## WHAT TO WORK ON
Each entry is to be printed again word for word.

━━━━━ AVAILABLE DATA

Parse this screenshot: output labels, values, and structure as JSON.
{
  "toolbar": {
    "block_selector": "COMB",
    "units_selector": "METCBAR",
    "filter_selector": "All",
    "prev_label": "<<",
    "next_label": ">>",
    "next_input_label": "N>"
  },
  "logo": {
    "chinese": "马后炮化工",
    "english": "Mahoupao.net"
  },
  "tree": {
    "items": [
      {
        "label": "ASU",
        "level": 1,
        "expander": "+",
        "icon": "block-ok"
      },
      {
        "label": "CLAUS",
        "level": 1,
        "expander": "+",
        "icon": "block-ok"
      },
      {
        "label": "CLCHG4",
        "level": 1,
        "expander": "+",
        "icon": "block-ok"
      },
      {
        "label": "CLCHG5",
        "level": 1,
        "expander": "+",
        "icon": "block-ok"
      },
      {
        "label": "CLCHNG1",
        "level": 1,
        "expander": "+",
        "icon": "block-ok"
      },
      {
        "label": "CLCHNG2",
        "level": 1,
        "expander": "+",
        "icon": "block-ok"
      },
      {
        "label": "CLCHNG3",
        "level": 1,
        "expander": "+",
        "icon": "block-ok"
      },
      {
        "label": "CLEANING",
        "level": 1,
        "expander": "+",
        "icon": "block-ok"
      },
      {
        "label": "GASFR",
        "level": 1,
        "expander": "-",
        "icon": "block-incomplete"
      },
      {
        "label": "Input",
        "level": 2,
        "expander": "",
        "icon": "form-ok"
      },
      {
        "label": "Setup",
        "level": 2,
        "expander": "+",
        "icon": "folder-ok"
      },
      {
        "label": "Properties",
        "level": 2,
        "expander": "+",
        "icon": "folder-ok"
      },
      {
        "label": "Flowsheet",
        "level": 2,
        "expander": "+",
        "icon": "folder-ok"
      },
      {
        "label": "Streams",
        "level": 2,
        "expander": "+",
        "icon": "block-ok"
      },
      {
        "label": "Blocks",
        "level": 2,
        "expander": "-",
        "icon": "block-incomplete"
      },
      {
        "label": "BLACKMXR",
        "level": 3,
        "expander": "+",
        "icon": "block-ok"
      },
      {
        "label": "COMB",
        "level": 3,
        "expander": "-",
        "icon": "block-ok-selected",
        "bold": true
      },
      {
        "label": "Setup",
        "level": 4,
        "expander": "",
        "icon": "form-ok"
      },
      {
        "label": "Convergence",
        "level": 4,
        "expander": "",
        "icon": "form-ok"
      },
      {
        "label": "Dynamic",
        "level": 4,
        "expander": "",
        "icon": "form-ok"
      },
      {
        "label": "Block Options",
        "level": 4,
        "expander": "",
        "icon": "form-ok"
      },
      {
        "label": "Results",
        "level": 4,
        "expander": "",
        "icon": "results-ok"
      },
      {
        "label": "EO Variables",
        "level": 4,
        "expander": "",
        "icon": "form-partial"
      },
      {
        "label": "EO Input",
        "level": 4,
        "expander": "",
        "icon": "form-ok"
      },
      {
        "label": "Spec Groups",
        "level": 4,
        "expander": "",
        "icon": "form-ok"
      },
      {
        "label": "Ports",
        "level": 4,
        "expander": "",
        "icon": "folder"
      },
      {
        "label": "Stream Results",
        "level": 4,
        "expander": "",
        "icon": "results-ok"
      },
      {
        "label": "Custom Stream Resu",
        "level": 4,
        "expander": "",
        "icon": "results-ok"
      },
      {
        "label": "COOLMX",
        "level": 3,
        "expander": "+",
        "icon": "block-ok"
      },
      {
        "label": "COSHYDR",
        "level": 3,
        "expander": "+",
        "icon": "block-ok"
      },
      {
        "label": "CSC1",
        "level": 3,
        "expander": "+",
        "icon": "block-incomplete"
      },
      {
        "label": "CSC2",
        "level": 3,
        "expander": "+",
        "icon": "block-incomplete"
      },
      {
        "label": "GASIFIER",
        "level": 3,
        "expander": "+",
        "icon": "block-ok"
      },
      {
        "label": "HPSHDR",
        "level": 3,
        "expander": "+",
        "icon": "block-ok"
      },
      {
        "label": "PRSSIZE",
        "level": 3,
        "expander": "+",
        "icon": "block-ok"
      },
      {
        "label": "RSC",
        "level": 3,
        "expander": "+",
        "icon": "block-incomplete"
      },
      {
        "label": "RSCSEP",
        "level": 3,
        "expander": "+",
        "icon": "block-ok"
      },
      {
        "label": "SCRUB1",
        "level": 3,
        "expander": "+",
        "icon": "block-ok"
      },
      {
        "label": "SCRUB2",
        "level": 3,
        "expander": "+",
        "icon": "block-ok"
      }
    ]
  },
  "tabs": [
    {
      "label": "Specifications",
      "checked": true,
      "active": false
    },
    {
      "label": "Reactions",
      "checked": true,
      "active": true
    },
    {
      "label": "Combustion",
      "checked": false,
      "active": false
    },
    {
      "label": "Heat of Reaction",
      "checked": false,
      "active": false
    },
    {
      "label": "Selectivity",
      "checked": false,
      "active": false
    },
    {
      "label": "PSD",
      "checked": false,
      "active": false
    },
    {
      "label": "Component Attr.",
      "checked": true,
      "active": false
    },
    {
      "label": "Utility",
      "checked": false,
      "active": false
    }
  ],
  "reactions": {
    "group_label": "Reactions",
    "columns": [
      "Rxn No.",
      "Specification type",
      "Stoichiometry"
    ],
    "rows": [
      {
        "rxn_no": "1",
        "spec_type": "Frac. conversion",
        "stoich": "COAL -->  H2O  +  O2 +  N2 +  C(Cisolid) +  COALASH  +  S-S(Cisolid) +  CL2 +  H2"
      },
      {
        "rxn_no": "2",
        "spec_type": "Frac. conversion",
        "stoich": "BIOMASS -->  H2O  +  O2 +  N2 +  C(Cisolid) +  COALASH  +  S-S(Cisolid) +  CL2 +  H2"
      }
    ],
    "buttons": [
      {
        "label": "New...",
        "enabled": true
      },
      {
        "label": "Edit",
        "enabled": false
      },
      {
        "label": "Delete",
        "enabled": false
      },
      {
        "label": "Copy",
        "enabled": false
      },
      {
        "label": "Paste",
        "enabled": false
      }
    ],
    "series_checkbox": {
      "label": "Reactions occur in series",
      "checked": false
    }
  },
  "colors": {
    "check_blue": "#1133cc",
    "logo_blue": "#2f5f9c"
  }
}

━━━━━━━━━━

## SOLUTION TO THIS EXERCISE
Parse this screenshot: output labels, values, and structure as JSON.
{
  "toolbar": {
    "block_selector": "COMB",
    "units_selector": "METCBAR",
    "filter_selector": "All",
    "prev_label": "<<",
    "next_label": ">>",
    "next_input_label": "N>"
  },
  "logo": {
    "chinese": "马后炮化工",
    "english": "Mahoupao.net"
  },
  "tree": {
    "items": [
      {
        "label": "ASU",
        "level": 1,
        "expander": "+",
        "icon": "block-ok"
      },
      {
        "label": "CLAUS",
        "level": 1,
        "expander": "+",
        "icon": "block-ok"
      },
      {
        "label": "CLCHG4",
        "level": 1,
        "expander": "+",
        "icon": "block-ok"
      },
      {
        "label": "CLCHG5",
        "level": 1,
        "expander": "+",
        "icon": "block-ok"
      },
      {
        "label": "CLCHNG1",
        "level": 1,
        "expander": "+",
        "icon": "block-ok"
      },
      {
        "label": "CLCHNG2",
        "level": 1,
        "expander": "+",
        "icon": "block-ok"
      },
      {
        "label": "CLCHNG3",
        "level": 1,
        "expander": "+",
        "icon": "block-ok"
      },
      {
        "label": "CLEANING",
        "level": 1,
        "expander": "+",
        "icon": "block-ok"
      },
      {
        "label": "GASFR",
        "level": 1,
        "expander": "-",
        "icon": "block-incomplete"
      },
      {
        "label": "Input",
        "level": 2,
        "expander": "",
        "icon": "form-ok"
      },
      {
        "label": "Setup",
        "level": 2,
        "expander": "+",
        "icon": "folder-ok"
      },
      {
        "label": "Properties",
        "level": 2,
        "expander": "+",
        "icon": "folder-ok"
      },
      {
        "label": "Flowsheet",
        "level": 2,
        "expander": "+",
        "icon": "folder-ok"
      },
      {
        "label": "Streams",
        "level": 2,
        "expander": "+",
        "icon": "block-ok"
      },
      {
        "label": "Blocks",
        "level": 2,
        "expander": "-",
        "icon": "block-incomplete"
      },
      {
        "label": "BLACKMXR",
        "level": 3,
        "expander": "+",
        "icon": "block-ok"
      },
      {
        "label": "COMB",
        "level": 3,
        "expander": "-",
        "icon": "block-ok-selected",
        "bold": true
      },
      {
        "label": "Setup",
        "level": 4,
        "expander": "",
        "icon": "form-ok"
      },
      {
        "label": "Convergence",
        "level": 4,
        "expander": "",
        "icon": "form-ok"
      },
      {
        "label": "Dynamic",
        "level": 4,
        "expander": "",
        "icon": "form-ok"
      },
      {
        "label": "Block Options",
        "level": 4,
        "expander": "",
        "icon": "form-ok"
      },
      {
        "label": "Results",
        "level": 4,
        "expander": "",
        "icon": "results-ok"
      },
      {
        "label": "EO Variables",
        "level": 4,
        "expander": "",
        "icon": "form-partial"
      },
      {
        "label": "EO Input",
        "level": 4,
        "expander": "",
        "icon": "form-ok"
      },
      {
        "label": "Spec Groups",
        "level": 4,
        "expander": "",
        "icon": "form-ok"
      },
      {
        "label": "Ports",
        "level": 4,
        "expander": "",
        "icon": "folder"
      },
      {
        "label": "Stream Results",
        "level": 4,
        "expander": "",
        "icon": "results-ok"
      },
      {
        "label": "Custom Stream Resu",
        "level": 4,
        "expander": "",
        "icon": "results-ok"
      },
      {
        "label": "COOLMX",
        "level": 3,
        "expander": "+",
        "icon": "block-ok"
      },
      {
        "label": "COSHYDR",
        "level": 3,
        "expander": "+",
        "icon": "block-ok"
      },
      {
        "label": "CSC1",
        "level": 3,
        "expander": "+",
        "icon": "block-incomplete"
      },
      {
        "label": "CSC2",
        "level": 3,
        "expander": "+",
        "icon": "block-incomplete"
      },
      {
        "label": "GASIFIER",
        "level": 3,
        "expander": "+",
        "icon": "block-ok"
      },
      {
        "label": "HPSHDR",
        "level": 3,
        "expander": "+",
        "icon": "block-ok"
      },
      {
        "label": "PRSSIZE",
        "level": 3,
        "expander": "+",
        "icon": "block-ok"
      },
      {
        "label": "RSC",
        "level": 3,
        "expander": "+",
        "icon": "block-incomplete"
      },
      {
        "label": "RSCSEP",
        "level": 3,
        "expander": "+",
        "icon": "block-ok"
      },
      {
        "label": "SCRUB1",
        "level": 3,
        "expander": "+",
        "icon": "block-ok"
      },
      {
        "label": "SCRUB2",
        "level": 3,
        "expander": "+",
        "icon": "block-ok"
      }
    ]
  },
  "tabs": [
    {
      "label": "Specifications",
      "checked": true,
      "active": false
    },
    {
      "label": "Reactions",
      "checked": true,
      "active": true
    },
    {
      "label": "Combustion",
      "checked": false,
      "active": false
    },
    {
      "label": "Heat of Reaction",
      "checked": false,
      "active": false
    },
    {
      "label": "Selectivity",
      "checked": false,
      "active": false
    },
    {
      "label": "PSD",
      "checked": false,
      "active": false
    },
    {
      "label": "Component Attr.",
      "checked": true,
      "active": false
    },
    {
      "label": "Utility",
      "checked": false,
      "active": false
    }
  ],
  "reactions": {
    "group_label": "Reactions",
    "columns": [
      "Rxn No.",
      "Specification type",
      "Stoichiometry"
    ],
    "rows": [
      {
        "rxn_no": "1",
        "spec_type": "Frac. conversion",
        "stoich": "COAL -->  H2O  +  O2 +  N2 +  C(Cisolid) +  COALASH  +  S-S(Cisolid) +  CL2 +  H2"
      },
      {
        "rxn_no": "2",
        "spec_type": "Frac. conversion",
        "stoich": "BIOMASS -->  H2O  +  O2 +  N2 +  C(Cisolid) +  COALASH  +  S-S(Cisolid) +  CL2 +  H2"
      }
    ],
    "buttons": [
      {
        "label": "New...",
        "enabled": true
      },
      {
        "label": "Edit",
        "enabled": false
      },
      {
        "label": "Delete",
        "enabled": false
      },
      {
        "label": "Copy",
        "enabled": false
      },
      {
        "label": "Paste",
        "enabled": false
      }
    ],
    "series_checkbox": {
      "label": "Reactions occur in series",
      "checked": false
    }
  },
  "colors": {
    "check_blue": "#1133cc",
    "logo_blue": "#2f5f9c"
  }
}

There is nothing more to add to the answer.